With everything perfect, … we do not ask how it came to be. … we rejoice in the present fact as though it came out of the ground by magic*
If we overemphasise talent, we underemphasise everything else.*
Friedrich Nietzsche and Angela Duckworth ponder
why it is that we so love the idea of natural talent,
Our vanity, our self-love, promotes the cult of the genius. For if we think of genius as something magical, we are not obliged to compare ourselves and find ourselves lacking . … To call someone “divine” means: “here there is no need to compete.*
We’re off the hook, then.
But, if we understand how talent is shaped and formed,
How it’s not dropped into us before birth,

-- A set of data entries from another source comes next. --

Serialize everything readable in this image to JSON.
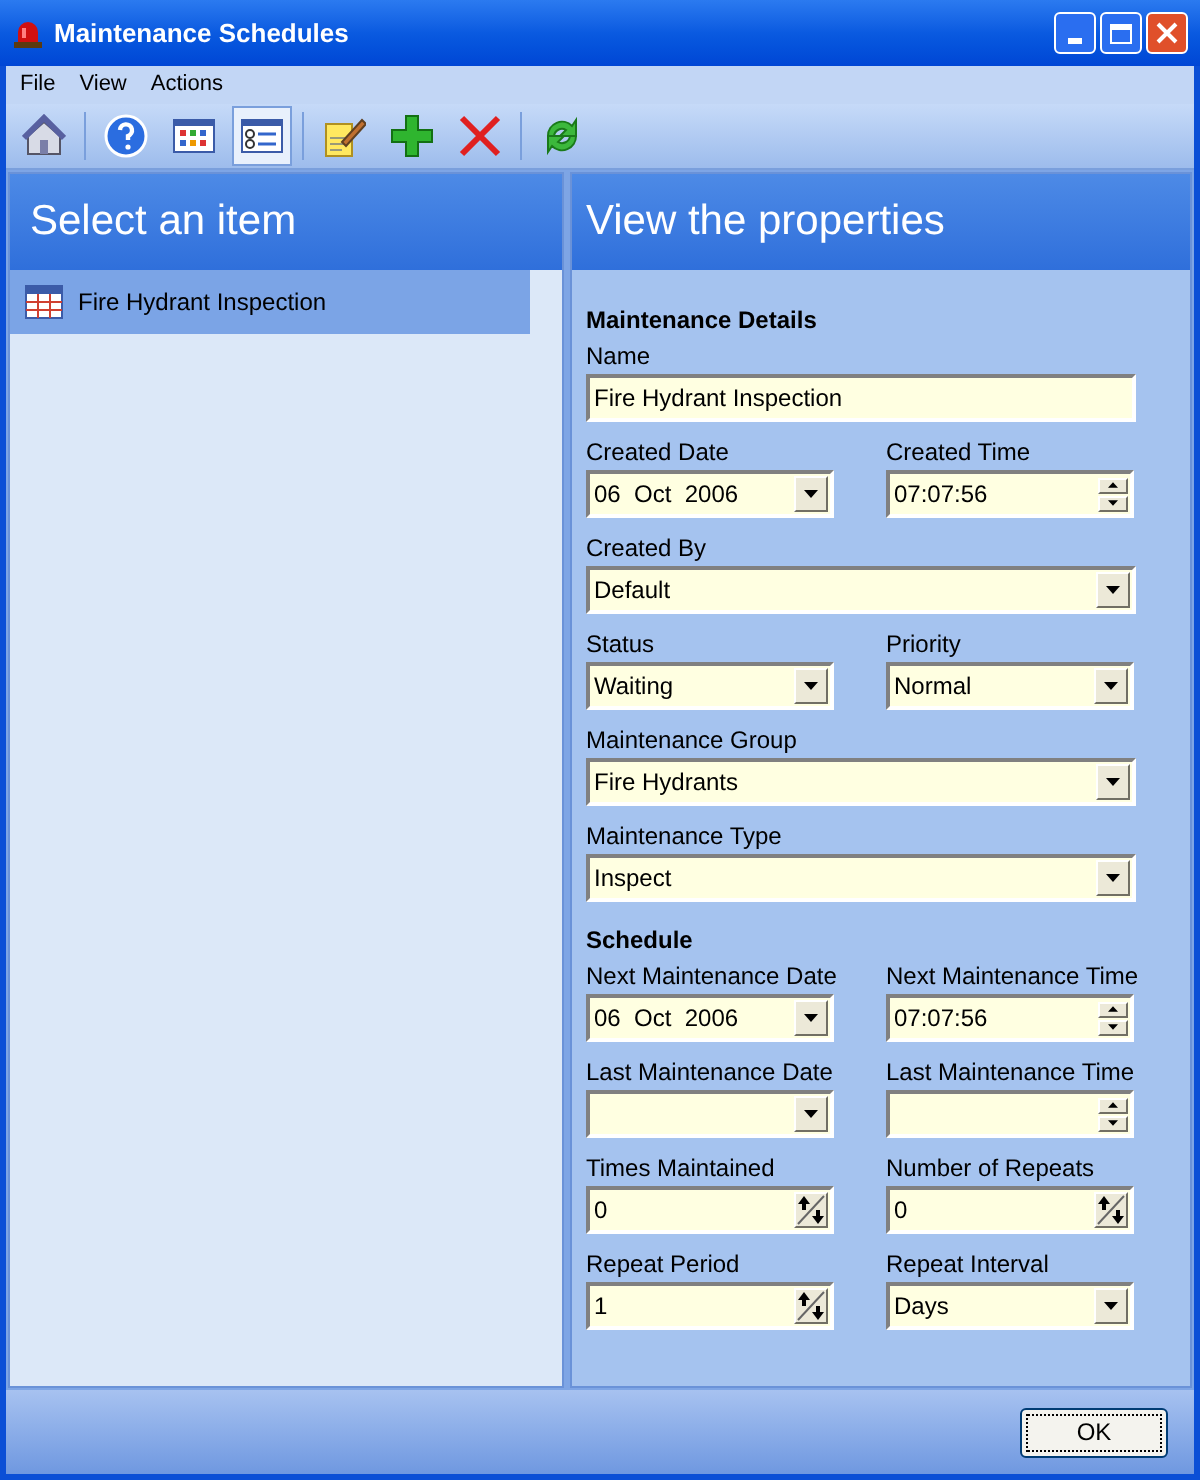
{
  "window": {
    "title": "Maintenance Schedules"
  },
  "menu": [
    "File",
    "View",
    "Actions"
  ],
  "toolbar": [
    {
      "kind": "home",
      "selected": false
    },
    {
      "kind": "help",
      "selected": false
    },
    {
      "kind": "grid",
      "selected": false
    },
    {
      "kind": "details",
      "selected": true
    },
    {
      "kind": "edit",
      "selected": false
    },
    {
      "kind": "add",
      "selected": false
    },
    {
      "kind": "delete",
      "selected": false
    },
    {
      "kind": "refresh",
      "selected": false
    }
  ],
  "list_pane": {
    "title": "Select an item",
    "items": [
      {
        "label": "Fire Hydrant Inspection",
        "selected": true
      }
    ]
  },
  "properties": {
    "title": "View the properties",
    "sections": [
      {
        "title": "Maintenance Details",
        "rows": [
          [
            {
              "label": "Name",
              "kind": "text",
              "value": "Fire Hydrant Inspection"
            }
          ],
          [
            {
              "label": "Created Date",
              "kind": "date",
              "value": "06  Oct  2006"
            },
            {
              "label": "Created Time",
              "kind": "time",
              "value": "07:07:56"
            }
          ],
          [
            {
              "label": "Created By",
              "kind": "combo",
              "value": "Default"
            }
          ],
          [
            {
              "label": "Status",
              "kind": "combo",
              "value": "Waiting"
            },
            {
              "label": "Priority",
              "kind": "combo",
              "value": "Normal"
            }
          ],
          [
            {
              "label": "Maintenance Group",
              "kind": "combo",
              "value": "Fire Hydrants"
            }
          ],
          [
            {
              "label": "Maintenance Type",
              "kind": "combo",
              "value": "Inspect"
            }
          ]
        ]
      },
      {
        "title": "Schedule",
        "rows": [
          [
            {
              "label": "Next Maintenance Date",
              "kind": "date",
              "value": "06  Oct  2006"
            },
            {
              "label": "Next Maintenance Time",
              "kind": "time",
              "value": "07:07:56"
            }
          ],
          [
            {
              "label": "Last Maintenance Date",
              "kind": "date"
            },
            {
              "label": "Last Maintenance Time",
              "kind": "time"
            }
          ],
          [
            {
              "label": "Times Maintained",
              "kind": "number",
              "value": "0"
            },
            {
              "label": "Number of Repeats",
              "kind": "number",
              "value": "0"
            }
          ],
          [
            {
              "label": "Repeat Period",
              "kind": "number",
              "value": "1"
            },
            {
              "label": "Repeat Interval",
              "kind": "combo",
              "value": "Days"
            }
          ]
        ]
      }
    ]
  },
  "buttons": [
    "OK"
  ]
}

That whilst it does have a lot to do with our accident of birth,
With ensuing opportunities,
It is also formed,
Yes, yes, yes,
With hard graft,
And then we’re not off the hook,
We’re very much on the hook of possibility.
It’s always been about putting in the effort.
In some words I read at the beginning of today,
The apostle Paul has been writing about the special abilities that he has seen
in different people, but he then goes on with some
graft-laden language –
Holy grit, even:
Do not lag in zeal, be ardent in spirit, serve the Lord. Rejoice in hope, be patient in suffering, persevere in prayer. Contribute to the needs of the saints; extend hospitality to strangers.**
*Angela Duckworth’s Grit;